The future of online video will be explored at a two-day event taking place June 19-20 at the NYU School of Law in Manhattan. The “Open Video Conference” is sponsored by Yale Law School’s Information Society Project (ISP), the Participatory Culture Foundation, and Kaltura, in partnership with Mozilla, Creative Commons, and the Berkman Center for Internet and Society at Harvard.

The conference brings together video creators, entrepreneurs, academics, policymakers, and others to share their insights on open video and ensure that the medium continues to develop characteristics of openness, interoperability, and decentralization. Participants will also examine the challenges that keep online video from reaching its full potential.

“Internet video can flourish as a central front of Internet innovation, creativity, and political expression only if based upon the open infrastructures that have been the hallmark of the Internet,” said Yale ISP Executive Director Laura DeNardis. “Changing these Internet principles now will slowly strangulate innovation and restrict online expression.”

“The Open Video Conference is also about the legal and social norms surrounding online video,” said Dean Jansen of the Participatory Culture Foundation. “It’s about giving creators the ability to specify the rights they reserve to their content. It’s about fair use of copyrighted works. It’s about a lot of things, which is why this conference is guaranteed to stimulate.”

Speakers will include Harvard professor Yochai Benkler, co-director of the Berkman Center for Internet and Society; best-selling author Clay Shirky, who teaches at NYU’s graduate Interactive Telecommunications Program; and filmmaker Nina Paley, whose self-produced film, “Sita Sings the Blues,” highlights the creative potential of small, self-distributing producers.

In addition to lectures and workshops, screenings of video art, and demonstrations of the newest Internet video technology, the event will serve as the inauguration of the Open Video Alliance, an umbrella coalition dedicated to furthering best practices in online video.

The conference is open to the public. The registration fee is $20 for students; $50 for non-profits and the general public; and $100 for corporate affiliates. Full details and online registration are available on the conference website.

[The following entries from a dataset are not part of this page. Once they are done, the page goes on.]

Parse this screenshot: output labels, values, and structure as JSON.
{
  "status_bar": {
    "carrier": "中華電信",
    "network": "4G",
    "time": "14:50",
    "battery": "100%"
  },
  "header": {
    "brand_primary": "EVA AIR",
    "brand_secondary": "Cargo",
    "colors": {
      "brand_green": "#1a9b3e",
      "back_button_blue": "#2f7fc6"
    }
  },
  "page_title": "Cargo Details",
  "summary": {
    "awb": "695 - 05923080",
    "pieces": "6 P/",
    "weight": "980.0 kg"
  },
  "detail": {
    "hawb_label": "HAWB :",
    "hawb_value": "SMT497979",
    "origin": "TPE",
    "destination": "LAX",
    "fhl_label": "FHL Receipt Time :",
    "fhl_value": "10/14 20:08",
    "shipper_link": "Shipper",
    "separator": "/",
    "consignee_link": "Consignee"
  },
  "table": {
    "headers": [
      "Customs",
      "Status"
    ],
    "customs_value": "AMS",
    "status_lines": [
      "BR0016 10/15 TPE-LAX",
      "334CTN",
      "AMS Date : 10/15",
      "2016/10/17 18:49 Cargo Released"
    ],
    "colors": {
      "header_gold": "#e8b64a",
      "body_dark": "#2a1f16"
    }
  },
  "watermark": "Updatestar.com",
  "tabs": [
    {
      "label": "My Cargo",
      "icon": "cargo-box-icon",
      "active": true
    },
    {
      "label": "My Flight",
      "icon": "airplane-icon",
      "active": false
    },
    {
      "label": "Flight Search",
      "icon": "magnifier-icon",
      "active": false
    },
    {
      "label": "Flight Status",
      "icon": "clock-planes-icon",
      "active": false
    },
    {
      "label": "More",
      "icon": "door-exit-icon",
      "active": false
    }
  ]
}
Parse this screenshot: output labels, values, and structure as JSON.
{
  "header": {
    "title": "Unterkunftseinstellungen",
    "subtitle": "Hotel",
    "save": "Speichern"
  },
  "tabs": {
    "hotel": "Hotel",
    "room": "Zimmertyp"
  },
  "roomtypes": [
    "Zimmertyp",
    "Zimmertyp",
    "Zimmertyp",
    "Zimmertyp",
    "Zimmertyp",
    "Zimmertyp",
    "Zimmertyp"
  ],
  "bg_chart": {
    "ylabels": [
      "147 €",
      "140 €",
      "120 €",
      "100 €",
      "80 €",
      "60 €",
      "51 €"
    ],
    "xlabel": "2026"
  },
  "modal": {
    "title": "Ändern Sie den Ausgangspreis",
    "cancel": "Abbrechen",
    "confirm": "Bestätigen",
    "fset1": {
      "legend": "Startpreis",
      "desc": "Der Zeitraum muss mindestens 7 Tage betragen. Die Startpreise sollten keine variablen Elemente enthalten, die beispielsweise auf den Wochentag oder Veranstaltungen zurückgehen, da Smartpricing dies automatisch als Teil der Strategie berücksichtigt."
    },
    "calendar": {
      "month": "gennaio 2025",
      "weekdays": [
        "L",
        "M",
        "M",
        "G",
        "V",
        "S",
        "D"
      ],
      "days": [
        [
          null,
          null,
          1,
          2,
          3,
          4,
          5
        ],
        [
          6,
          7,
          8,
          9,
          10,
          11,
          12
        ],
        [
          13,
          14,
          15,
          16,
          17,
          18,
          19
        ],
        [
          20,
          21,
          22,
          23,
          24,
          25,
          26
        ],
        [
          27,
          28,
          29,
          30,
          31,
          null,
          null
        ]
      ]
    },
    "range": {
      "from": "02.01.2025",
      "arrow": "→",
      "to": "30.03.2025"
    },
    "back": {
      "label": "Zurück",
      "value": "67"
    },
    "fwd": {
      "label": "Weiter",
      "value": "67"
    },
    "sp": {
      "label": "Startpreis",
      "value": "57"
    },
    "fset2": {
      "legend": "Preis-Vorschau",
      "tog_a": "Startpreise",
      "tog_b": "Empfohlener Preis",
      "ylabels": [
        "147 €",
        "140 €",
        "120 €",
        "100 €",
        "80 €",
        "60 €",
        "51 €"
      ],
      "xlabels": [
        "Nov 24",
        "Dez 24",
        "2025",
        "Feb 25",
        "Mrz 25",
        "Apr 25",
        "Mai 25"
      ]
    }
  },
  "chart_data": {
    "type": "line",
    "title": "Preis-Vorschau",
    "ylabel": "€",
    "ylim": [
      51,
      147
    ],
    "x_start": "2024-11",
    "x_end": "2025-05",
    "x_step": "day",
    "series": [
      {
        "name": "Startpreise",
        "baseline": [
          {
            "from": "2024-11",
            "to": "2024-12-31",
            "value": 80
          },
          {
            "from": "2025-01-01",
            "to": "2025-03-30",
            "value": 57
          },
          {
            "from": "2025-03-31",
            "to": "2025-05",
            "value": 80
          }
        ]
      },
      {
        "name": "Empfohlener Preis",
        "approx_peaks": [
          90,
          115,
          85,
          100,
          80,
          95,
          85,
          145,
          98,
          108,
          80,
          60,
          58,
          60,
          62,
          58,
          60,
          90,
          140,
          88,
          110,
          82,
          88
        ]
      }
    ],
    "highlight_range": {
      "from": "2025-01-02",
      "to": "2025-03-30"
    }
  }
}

The Information Society Project at Yale Law School, founded in 1997 by Professor Jack Balkin, has a well-developed research program on Internet video. On March 7, the group hosted an Internet Video Innovation roundtable that brought together leading thinkers from industry and academia to help lay out the key issues and recommend solutions. The gathering was made possible by a generous grant from the Kauffman Foundation. The Yale ISP is also a founding member of the “Open Video Alliance” and hosted a gathering of this group at Yale Law School in October 2008.